[App and web page records]
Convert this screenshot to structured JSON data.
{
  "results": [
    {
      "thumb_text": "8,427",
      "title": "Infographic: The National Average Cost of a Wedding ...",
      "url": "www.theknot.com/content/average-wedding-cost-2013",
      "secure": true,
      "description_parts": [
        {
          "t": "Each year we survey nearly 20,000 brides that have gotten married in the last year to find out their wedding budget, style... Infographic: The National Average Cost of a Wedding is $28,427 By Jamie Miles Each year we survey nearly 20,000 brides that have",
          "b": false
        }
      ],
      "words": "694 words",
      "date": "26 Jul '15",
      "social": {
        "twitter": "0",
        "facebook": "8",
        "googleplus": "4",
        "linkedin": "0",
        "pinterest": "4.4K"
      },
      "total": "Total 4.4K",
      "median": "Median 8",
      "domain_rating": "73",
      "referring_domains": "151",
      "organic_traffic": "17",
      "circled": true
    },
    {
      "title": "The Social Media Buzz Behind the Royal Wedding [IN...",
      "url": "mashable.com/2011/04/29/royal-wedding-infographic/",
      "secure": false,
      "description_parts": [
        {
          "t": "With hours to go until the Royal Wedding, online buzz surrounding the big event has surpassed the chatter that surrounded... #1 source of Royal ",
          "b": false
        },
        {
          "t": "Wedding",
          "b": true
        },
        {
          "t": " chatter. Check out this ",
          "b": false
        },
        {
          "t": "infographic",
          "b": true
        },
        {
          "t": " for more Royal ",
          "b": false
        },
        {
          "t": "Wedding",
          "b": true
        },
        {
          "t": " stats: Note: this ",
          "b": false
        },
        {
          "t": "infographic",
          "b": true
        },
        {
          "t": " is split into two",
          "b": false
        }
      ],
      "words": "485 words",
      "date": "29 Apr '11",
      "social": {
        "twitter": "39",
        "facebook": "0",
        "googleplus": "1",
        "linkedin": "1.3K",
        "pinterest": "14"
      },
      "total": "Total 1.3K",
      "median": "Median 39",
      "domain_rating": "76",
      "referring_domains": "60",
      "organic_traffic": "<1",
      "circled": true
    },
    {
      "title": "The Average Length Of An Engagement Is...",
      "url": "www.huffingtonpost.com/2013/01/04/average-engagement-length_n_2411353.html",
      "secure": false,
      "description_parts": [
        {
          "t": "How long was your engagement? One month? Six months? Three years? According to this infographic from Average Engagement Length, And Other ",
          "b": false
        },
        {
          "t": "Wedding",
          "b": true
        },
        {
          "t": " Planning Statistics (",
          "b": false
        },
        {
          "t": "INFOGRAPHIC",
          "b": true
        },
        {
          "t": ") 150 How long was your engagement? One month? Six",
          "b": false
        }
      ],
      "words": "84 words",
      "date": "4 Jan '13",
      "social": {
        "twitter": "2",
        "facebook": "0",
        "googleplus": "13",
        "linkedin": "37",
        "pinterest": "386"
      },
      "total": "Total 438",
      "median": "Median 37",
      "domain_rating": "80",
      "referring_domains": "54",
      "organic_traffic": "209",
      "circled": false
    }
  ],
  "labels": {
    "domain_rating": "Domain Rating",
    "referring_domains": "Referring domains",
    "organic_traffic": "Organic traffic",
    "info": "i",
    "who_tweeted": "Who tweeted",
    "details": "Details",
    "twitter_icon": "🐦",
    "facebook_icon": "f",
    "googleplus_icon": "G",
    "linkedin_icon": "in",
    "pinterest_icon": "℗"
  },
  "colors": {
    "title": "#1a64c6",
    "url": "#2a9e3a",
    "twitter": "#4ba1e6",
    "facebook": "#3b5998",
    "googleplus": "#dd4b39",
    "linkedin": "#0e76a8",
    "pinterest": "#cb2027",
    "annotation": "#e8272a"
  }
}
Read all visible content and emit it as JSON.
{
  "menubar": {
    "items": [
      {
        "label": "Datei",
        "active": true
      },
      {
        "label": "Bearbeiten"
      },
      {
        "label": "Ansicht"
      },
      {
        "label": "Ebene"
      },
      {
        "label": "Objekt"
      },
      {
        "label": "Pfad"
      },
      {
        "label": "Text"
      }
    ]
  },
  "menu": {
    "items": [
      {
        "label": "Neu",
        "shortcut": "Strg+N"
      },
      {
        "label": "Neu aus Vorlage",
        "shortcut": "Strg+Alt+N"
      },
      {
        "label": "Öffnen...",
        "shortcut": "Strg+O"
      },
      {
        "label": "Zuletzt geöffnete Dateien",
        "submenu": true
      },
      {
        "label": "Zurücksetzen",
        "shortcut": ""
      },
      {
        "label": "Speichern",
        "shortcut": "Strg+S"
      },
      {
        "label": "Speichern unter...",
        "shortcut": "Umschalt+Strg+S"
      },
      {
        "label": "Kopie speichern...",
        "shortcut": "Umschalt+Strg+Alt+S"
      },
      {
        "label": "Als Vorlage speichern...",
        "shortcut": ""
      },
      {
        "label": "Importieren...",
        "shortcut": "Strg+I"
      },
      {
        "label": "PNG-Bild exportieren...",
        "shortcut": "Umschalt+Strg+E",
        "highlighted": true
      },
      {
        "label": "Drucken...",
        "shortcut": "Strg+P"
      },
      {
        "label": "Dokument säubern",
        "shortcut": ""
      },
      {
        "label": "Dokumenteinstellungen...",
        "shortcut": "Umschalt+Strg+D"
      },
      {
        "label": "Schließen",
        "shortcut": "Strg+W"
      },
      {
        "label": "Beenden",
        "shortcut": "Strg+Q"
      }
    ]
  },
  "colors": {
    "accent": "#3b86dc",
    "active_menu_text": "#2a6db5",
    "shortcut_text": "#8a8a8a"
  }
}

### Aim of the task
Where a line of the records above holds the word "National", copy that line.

### Answer space
      "title": "Infographic: The National Average Cost of a Wedding ...",
          "t": "Each year we survey nearly 20,000 brides that have gotten married in the last year to find out their wedding budget, style... Infographic: The National Average Cost of a Wedding is $28,427 By Jamie Miles Each year we survey nearly 20,000 brides that have",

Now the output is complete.